Those of you who know me well (okay, those of you who read my postings here, which is sort of like being a tiny steel orb bouncing in and around the bullseyes and drop targets in a pinball machine based on the Seventh Circle of Hell) have already deduced my propensity for procrastination.
(Pssssst: No, no, no, don’t worry! The Housewife Assassin’s Killer Christmas Tips will be in online bookstores before December 1st…unless I call you up, sobbing because my editor tells me I’ve emdashed her one too many times, and she’s quitting in protest….but not gonna happen, since I’ve moved away from emdashes to editors’ second most despised nemesis: the ellipse, as liberally used in this sentence…
But I digress.)
In our house, procrastination is a rose by another name: movie night.
If I could, I’d go every night of the week.
As it is, my usual date night with The Hub is either Monday or Tuesday, because The Hub is not too proud to claim any and all senior discounts owed him. (Youza, youza, hear, hear! Good for him! However, my tickets are still — and will always be — purchased at full price. And whether he likes it or not, this will be the norm until I’m ninety, despite any ticket teller’s gentle nudging to accept the inevitable: that I look my age. When it happens I’ll yell loudly and proudly, “What the hell do YOU know? You think anyone over forty looks as if they have one foot in the grave…” knowing she will be shamed to concede this is the truth, and let me in for free, just to move the line forward. At that point, I’m sure The Hub will insist I cause a scene at every movie theater.)
Be it in film or novel, the perfect story has three ingredients: sympathetic characters; pithy dialogue; and a plot in which every scene moves the story forward, keeps you on the edge of your seat, and has a satisfying ending.
For all these reasons, Seven Psychopaths is one of the most satisfying movies of the year.
Farrell has always been one of my favorite actors. He has a natural charisma that, with the right material, burns up the screen. However, he hasn’t always chosen the right projects. Being writer-director McDonagh’s cypher has been a godsend for him. Both in Seven Psychopaths and In Bruges he’s played anti-heroes who with an acerbic edge, softened by a real conscience.

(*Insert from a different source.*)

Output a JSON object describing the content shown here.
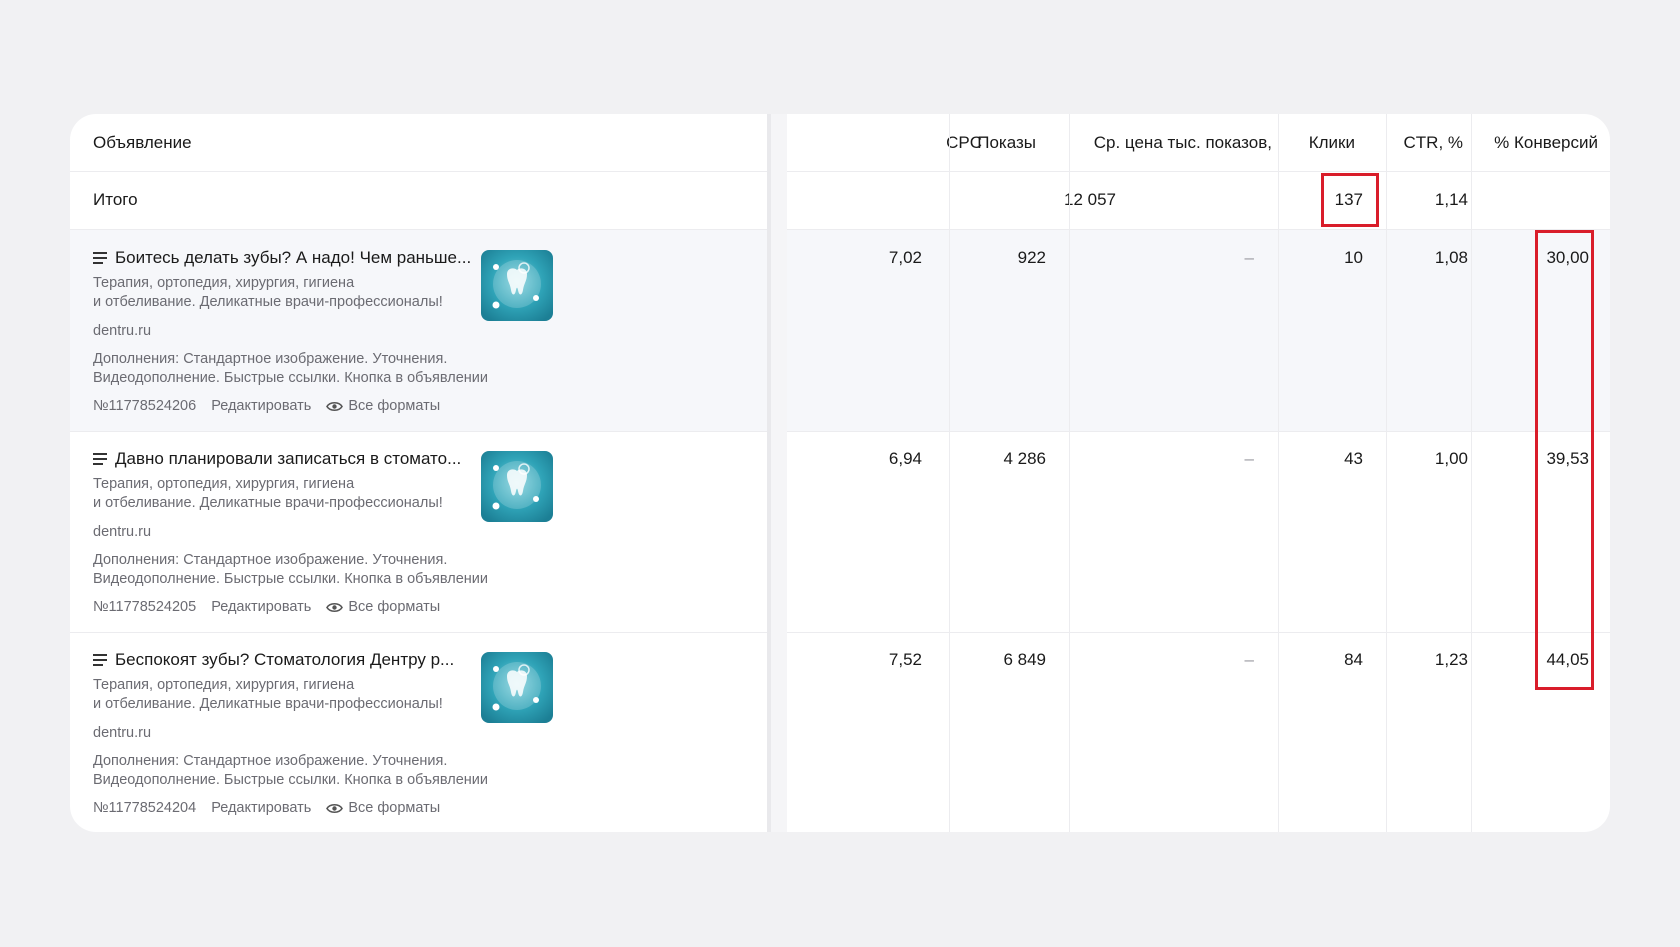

As with In Bruges, this is also a bromance: in this case, Rockwell’s Billy, an actor wannabe, will do anything to help his best bud — Farrell’s Marty, a screenwriter under tight deadline to deliver his next script — with his writer’s block. Besides placing a classified ad inviting psychopaths to tell Marty their stories, Billy steals a few anecdotes from friends, lovers, and lovers’ lovers alike.
(This is where Woody Harrelson comes in. We all know he can play a mean psychopath, but it takes real acting chops to be funny, mean, and sympathetic, all at once.)
I won’t give a way the biggest twist of all, but let’s just say that not everyone is as they seem.
If you’ve already guessed that Walken plays exactly to type and is one of the psychos, step to the head of the line. However, if the classification of one’s mental state is based on one’s reaction to any and all brutality forced upon those we love most, then we are all psychos if we choose to protect, defend and avenge those who hurt the ones we love.
Walken’s character, Hans, illustrates this succinctly, yet with pathos.
I correct myself. This is not a two-way bromance. It’s a thruple.
Life is not easy.
Actions have consequences.
We rise to the occasion.
We fight when our backs are against the wall.
We forgive those we love.
And even bad guys have soft spots. Go figure.
No. Don’t try to figure anything out. Instead, go see a good movie.
Don’t forget to enter my HOUSEWIFE ASSASSIN’S GUIDE TO GRACIOUS KILLING contest for a chance to win a $100 gift card to the bookstore of your choice!
Photo: courtesy: Blue Print Pictures and Hanway Films